We wargame most days for an hour or so.   Usually we aim at two moves each time, or three if it is a small game.   Then I spend about two hours each day working on the campaign.   Total more or less 20 hours a week.

This doubting response made me wonder whether I am excessive in the time I spend on wargaming related work.    So I asked the question on TMP “how long do you spend on your hobby”.   I cross posted it to all of the different period forums.  I was a little disappointed only about 50 replied.  I was quite surprised that hardly any of them reached, let along exceeded, my 20 hours a week.   Most seemed to manage about 10 hours a week, some much less.

It was even more striking that most of those who contribute most to the long winded posts along the lines of “Was Napoleon more kind to children than Wellington”.  These run up tens, or even hundreds, of comments.   Yet few of these posters wanted to share with the wider world how much time they actually spend on wargaming and related subjects.

It made me realise what a time wasting pasting reading forums can be.   Like everyone else I am fascinated by the explosive “flame wars”.   I would not dare to offer an opinion for fear of them turning their hate on me!   But it is absorbing to read.  Much like the crowds who gather at a traffic accident.   Not to help, just to watch.

But back to my 20 hours a week.   It would seem that I am very much in a minority in spending so much time on my hobby.   Or it may be that those who spend as long, or even longer, are too busy painting and wargaming to follow TMP.

Sunday, 1 December 2013

Wargaming Uneven Battles

This week’s problem is how to tackle uneven battles in the PBEM campaign.

The role of the campaign is constantly changing; the latest was a change in the role of the players from corps commander to army commander.   As corps commanders most of the battles were one corps v one corps.   As army commander they have four corps, and naturally attempt to bring greater odds to bear before they will fight a battle.

With twelve players campaigning over six different campaign areas there are a lot more battles produced than previously.   In addition there is the new problem of uneven battles, where two corps attack one.

We wargamed two or three of these battles, and found that the wargame was predictable and pretty boring.   The player with the smaller side simply started to retreat before the attacker could pin them.

I tried making the weaker side hold their position, but this resulted in the destruction of the weaker side.   The mechanics of the wargame being that the greater number quickly cause more casualties, which increases the odds in favour of the attacker.

I then tried to avoid such battles, by allowing the smaller force to retreat.  This seemed a perfectly reasonable solution.   I feel that most corps commanders faced with such odds would do so, if it were possible.   It has always been possible in the campaign, because such battles tend to be by accident, not as the result of a clever strategic move which cut the retreat of the smaller side.

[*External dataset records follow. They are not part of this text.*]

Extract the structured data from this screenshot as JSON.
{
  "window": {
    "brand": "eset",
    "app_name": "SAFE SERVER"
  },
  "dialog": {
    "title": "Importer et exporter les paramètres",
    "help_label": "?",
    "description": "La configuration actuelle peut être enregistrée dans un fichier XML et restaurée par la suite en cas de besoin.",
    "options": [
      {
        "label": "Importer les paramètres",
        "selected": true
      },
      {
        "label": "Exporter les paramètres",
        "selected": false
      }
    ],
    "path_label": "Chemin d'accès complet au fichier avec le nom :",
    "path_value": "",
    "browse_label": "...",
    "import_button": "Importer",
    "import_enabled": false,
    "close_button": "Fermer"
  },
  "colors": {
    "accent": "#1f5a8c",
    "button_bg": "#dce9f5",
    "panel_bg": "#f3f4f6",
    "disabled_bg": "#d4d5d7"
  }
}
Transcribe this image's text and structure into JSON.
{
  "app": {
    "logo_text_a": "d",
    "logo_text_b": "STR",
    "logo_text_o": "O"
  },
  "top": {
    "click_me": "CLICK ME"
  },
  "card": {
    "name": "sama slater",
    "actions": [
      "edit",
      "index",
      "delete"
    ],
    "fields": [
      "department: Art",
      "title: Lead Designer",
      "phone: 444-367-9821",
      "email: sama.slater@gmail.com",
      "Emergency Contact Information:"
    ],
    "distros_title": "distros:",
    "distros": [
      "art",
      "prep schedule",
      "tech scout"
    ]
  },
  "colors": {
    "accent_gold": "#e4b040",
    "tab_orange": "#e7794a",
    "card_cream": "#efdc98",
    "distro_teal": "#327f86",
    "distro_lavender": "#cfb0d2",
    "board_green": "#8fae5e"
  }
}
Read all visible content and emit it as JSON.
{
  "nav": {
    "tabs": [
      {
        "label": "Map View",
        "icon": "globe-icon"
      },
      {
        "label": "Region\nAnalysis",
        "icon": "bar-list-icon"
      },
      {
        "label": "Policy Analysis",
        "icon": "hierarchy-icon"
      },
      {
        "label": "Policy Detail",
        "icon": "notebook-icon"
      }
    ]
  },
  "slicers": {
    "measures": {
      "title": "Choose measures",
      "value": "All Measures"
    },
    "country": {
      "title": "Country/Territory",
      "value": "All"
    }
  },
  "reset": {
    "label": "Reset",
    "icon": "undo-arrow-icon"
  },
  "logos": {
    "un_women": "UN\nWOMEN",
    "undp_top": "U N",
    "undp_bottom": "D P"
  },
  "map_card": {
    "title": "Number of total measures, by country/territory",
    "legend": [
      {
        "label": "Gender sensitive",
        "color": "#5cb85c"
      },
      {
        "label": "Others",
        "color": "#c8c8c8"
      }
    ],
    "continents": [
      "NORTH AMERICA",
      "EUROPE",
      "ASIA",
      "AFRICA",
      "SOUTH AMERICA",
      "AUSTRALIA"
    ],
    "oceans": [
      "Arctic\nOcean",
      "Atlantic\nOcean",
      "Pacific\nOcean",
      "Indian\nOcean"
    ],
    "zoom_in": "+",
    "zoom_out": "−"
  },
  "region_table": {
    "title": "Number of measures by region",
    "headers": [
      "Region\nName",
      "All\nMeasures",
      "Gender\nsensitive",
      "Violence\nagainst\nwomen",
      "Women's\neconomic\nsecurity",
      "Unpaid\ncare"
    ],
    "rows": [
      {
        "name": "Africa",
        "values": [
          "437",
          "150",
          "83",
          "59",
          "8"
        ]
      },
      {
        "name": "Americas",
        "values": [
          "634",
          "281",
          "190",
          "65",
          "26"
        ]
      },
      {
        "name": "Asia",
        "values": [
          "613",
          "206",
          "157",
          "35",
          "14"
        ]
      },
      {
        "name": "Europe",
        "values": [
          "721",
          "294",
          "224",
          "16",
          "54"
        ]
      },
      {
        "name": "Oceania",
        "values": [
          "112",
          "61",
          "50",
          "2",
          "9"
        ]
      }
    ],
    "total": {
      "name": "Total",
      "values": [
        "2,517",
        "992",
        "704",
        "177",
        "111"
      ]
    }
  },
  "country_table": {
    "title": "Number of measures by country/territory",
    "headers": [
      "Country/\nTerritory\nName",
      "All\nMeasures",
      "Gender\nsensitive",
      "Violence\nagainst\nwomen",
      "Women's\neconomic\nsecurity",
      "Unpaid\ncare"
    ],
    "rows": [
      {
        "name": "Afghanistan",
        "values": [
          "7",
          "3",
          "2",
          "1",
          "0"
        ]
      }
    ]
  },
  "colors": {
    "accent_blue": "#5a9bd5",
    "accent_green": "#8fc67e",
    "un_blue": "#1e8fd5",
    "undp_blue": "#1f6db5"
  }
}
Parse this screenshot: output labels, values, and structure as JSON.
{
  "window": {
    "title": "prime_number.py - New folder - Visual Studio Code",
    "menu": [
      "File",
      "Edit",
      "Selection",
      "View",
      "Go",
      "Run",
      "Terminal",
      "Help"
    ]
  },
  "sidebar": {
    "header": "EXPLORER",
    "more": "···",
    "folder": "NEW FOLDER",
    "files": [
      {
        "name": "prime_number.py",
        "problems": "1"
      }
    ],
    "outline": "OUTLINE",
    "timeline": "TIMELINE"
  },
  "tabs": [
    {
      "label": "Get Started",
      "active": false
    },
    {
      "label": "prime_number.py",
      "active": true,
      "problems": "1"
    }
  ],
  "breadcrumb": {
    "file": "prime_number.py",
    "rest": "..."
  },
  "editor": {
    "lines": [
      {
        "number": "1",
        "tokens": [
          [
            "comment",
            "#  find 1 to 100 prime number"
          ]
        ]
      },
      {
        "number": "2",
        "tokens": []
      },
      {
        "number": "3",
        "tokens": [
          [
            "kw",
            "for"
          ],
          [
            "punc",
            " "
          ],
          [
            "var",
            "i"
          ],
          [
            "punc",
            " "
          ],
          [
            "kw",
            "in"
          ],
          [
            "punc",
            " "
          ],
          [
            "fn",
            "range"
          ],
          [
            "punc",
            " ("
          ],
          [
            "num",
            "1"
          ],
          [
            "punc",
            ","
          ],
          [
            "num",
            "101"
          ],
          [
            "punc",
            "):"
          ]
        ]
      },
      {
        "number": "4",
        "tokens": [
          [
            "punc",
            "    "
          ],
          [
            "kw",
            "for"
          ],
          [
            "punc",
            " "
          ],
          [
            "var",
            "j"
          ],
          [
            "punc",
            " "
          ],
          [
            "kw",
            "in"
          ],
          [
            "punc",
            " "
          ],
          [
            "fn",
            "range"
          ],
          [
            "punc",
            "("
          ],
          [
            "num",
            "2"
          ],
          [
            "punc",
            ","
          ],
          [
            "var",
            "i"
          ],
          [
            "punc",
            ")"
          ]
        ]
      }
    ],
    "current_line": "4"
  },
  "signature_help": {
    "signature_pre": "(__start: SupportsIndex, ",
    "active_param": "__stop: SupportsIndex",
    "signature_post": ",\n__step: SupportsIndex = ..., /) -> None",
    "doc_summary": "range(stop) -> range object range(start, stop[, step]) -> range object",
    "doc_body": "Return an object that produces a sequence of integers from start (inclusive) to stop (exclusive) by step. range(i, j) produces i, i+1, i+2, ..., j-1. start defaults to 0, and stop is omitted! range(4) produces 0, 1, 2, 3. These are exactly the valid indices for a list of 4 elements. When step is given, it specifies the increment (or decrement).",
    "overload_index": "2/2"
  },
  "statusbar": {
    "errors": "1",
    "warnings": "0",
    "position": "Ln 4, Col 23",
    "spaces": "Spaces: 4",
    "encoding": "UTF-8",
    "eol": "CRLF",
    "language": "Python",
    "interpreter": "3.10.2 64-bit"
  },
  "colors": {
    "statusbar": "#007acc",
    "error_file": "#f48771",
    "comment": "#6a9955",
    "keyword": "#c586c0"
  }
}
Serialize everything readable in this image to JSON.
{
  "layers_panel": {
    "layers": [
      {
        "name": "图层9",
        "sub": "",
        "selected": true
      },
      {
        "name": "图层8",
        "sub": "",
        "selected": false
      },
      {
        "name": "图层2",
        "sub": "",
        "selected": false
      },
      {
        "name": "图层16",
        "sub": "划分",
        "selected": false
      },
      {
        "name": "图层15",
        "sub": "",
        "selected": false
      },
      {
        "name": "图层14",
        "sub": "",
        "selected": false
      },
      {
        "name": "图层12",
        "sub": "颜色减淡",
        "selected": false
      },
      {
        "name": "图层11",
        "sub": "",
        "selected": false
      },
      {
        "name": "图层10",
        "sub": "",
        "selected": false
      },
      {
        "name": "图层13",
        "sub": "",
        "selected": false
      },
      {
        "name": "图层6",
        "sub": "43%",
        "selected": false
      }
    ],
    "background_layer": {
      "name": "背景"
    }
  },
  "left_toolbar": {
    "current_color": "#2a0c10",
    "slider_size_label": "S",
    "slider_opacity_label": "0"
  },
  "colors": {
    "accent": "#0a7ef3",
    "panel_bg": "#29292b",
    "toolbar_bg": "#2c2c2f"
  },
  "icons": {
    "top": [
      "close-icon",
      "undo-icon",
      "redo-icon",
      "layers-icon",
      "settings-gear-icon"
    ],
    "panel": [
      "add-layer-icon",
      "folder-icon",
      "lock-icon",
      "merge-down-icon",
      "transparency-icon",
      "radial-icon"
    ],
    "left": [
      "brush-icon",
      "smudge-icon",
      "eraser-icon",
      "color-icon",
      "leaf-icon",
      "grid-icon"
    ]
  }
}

However this was unpopular with some of the players, particularly those with the larger force, who felt it was unfair to allow the weaker side to retreat.

I then went on the wargames forum to ask if anyone had found a solution to this problem.   Perhaps there is a rule set which allows uneven combat, and I could adopt it to my rules.   Or perhaps someone running a campaign had found a solution.   The answer appears to be no.    There does not seem to be an easy way to fight a wargame at odds of two or more to one.

So back to square one.

The campaign is designed to provide interesting battles for Jan and I to wargame.   I then post a full battle report, with photographs, so that each player can see why he won or lost the battle.   They are less keen on a fictional report on how the uneven battles were resolved.

I am not sure that there is an answer that will satisfy everyone.  But it is good that it has made me question the campaign rules and how it is fought.   Even if I fought each uneven battle as a wargame there would still be dissatisfaction because the weaker side would escape without any damage at all.   And there would be little point in fighting a series of wargames where one side is doomed to destruction right from the start.

So no easy answer.  But an interesting problem.